“In October, housing starts remained stable, as the trend remained essentially unchanged from September,” said Bob Dugan, CMHC Chief Economist. “While apartment starts are on a downward trend in British Columbia after reaching an all-time high at the beginning of the year, increased construction of single, semi-detached and row units in the rest of the country have helped offset the decline.”

CMHC uses the trend measure as a complement to the monthly SAAR of housing starts to account for considerable swings in monthly estimates and obtain a more complete picture of the state of Canada’s housing market. In some situations analyzing only SAAR data can be misleading, as they are largely driven by the multi-unit segment of the market which can vary significantly from one month to the next.

The standalone monthly SAAR for all areas in Canada was 192,928 units in October, down from 219,363 units in September. The SAAR of urban starts decreased by 12.1 per cent in October to 176,131 units.
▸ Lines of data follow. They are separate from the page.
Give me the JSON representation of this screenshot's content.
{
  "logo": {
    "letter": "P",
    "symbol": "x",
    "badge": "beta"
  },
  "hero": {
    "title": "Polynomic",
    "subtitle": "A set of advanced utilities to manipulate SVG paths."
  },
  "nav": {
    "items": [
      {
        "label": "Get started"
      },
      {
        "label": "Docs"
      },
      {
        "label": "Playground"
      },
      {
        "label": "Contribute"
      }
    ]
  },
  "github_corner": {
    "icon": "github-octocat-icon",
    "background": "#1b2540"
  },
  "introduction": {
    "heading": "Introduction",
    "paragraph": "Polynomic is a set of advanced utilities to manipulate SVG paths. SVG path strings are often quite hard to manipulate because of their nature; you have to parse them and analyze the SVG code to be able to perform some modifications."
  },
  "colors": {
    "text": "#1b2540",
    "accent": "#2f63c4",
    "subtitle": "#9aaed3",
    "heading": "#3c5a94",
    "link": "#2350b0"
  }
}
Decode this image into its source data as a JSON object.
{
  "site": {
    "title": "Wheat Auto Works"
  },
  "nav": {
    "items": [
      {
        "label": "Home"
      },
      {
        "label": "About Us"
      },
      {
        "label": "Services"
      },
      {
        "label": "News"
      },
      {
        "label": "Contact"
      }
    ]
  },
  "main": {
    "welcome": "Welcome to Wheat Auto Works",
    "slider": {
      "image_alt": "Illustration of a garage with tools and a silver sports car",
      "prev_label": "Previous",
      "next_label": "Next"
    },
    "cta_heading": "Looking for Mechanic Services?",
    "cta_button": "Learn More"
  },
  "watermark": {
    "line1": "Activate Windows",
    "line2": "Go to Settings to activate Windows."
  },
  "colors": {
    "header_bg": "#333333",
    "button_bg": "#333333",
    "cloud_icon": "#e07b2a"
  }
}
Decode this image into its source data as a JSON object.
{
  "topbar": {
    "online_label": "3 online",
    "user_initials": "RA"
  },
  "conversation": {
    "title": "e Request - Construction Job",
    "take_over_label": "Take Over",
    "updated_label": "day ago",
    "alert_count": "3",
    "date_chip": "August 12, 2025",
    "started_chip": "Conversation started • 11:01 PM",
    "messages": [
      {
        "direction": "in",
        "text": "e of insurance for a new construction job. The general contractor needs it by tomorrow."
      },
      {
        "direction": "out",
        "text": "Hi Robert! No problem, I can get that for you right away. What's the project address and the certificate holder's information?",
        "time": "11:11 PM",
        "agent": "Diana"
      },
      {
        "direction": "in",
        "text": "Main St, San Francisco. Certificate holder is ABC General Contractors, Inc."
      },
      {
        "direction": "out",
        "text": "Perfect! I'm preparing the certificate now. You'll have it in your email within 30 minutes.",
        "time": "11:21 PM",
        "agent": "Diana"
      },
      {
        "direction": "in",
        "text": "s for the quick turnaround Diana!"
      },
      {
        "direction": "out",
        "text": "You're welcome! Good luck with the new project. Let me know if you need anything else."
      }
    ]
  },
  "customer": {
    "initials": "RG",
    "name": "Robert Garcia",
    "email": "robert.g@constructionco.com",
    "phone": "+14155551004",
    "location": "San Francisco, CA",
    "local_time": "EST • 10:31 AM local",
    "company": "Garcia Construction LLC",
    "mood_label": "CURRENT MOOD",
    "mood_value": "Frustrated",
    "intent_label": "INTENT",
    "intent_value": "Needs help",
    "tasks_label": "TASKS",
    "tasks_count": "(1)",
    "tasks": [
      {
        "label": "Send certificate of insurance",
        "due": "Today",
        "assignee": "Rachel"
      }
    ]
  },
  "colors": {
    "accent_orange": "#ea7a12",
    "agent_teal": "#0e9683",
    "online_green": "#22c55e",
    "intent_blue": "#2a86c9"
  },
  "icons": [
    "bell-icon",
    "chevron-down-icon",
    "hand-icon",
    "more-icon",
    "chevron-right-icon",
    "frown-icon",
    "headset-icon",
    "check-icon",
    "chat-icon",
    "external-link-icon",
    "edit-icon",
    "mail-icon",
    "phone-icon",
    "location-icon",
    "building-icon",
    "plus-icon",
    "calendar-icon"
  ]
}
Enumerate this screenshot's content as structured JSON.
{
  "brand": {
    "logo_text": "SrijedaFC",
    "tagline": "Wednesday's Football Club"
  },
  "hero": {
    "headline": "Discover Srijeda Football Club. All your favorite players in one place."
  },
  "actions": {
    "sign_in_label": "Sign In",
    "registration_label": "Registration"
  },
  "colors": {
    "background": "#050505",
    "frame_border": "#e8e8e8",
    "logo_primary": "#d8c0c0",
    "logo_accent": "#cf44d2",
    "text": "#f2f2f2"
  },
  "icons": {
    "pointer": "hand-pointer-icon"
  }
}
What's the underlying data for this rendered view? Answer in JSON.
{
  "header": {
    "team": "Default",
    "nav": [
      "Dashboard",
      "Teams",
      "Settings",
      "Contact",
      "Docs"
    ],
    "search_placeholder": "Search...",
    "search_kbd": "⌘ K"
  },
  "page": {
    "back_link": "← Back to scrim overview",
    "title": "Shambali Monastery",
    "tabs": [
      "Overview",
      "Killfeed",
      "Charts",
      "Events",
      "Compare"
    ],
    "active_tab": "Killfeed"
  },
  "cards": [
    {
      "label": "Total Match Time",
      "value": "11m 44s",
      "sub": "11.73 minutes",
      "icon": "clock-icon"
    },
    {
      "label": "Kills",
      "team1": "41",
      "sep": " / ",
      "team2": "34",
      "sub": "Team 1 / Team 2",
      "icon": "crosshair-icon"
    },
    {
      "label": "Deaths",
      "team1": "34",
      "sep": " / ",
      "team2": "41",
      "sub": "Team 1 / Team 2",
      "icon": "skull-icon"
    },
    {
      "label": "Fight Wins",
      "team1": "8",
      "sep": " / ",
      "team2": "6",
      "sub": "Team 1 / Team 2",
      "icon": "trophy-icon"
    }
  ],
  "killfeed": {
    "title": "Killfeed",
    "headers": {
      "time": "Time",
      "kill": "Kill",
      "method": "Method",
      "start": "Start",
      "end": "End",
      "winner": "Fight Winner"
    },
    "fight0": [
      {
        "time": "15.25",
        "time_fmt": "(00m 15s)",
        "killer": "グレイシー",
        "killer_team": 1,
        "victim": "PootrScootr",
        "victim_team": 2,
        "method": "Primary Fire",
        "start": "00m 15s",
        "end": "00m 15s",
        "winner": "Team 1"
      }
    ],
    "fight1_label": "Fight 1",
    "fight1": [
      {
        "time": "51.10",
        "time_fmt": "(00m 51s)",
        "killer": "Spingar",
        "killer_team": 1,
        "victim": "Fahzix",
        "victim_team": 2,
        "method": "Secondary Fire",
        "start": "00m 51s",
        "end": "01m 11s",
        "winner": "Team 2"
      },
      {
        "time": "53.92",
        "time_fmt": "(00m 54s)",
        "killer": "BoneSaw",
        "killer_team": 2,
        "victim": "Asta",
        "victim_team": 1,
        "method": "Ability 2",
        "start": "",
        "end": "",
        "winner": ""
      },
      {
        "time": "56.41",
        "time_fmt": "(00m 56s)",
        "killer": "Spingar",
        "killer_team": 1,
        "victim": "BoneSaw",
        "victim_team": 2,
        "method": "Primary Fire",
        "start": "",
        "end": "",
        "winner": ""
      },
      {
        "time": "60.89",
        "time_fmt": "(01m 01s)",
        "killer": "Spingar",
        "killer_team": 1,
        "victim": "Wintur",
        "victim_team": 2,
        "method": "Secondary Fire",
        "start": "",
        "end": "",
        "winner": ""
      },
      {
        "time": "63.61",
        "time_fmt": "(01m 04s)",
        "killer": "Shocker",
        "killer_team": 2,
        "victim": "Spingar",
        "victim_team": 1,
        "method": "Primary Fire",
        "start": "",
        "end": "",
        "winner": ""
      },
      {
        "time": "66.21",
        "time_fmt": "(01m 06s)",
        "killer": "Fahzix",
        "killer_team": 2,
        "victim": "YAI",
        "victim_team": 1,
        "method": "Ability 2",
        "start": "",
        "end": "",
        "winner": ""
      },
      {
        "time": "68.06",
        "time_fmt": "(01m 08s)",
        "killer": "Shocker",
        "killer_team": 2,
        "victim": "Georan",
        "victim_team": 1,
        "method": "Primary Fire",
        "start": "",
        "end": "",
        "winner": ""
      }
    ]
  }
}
Multiple urban starts decreased by 15.3 per cent to 115,402 units in October and single-detached urban starts decreased by 5.4 per cent to 60,729 units.

In October, the seasonally adjusted annual rate of urban starts decreased in British Columbia, Quebec, the Prairies, and in Atlantic Canada, but increased in Ontario.

Rural starts were estimated at a seasonally adjusted annual rate of 16,797 units.

Preliminary Housing Starts data is also available in English and French at the following link: Preliminary Housing Starts Tables

As Canada’s authority on housing, CMHC contributes to the stability of the housing market and financial system, provides support for Canadians in housing need, and offers objective housing research and information to Canadian governments, consumers and the housing industry.

Reciprocity Logo The data relating to real estate on this website comes in part from the MLS® Reciprocity program of either the Greater Vancouver REALTORS® (GVR), the Fraser Valley Real Estate Board (FVREB) or the Chilliwack and District Real Estate Board (CADREB). Real estate listings held by participating real estate firms are marked with the MLS® logo and detailed information about the listing includes the name of the listing agent. This representation is based in whole or part on data generated by either the GVR, the FVREB or the CADREB which assumes no responsibility for its accuracy. The materials contained on this page may not be reproduced without the express written consent of either the GVR, the FVREB or the CADREB.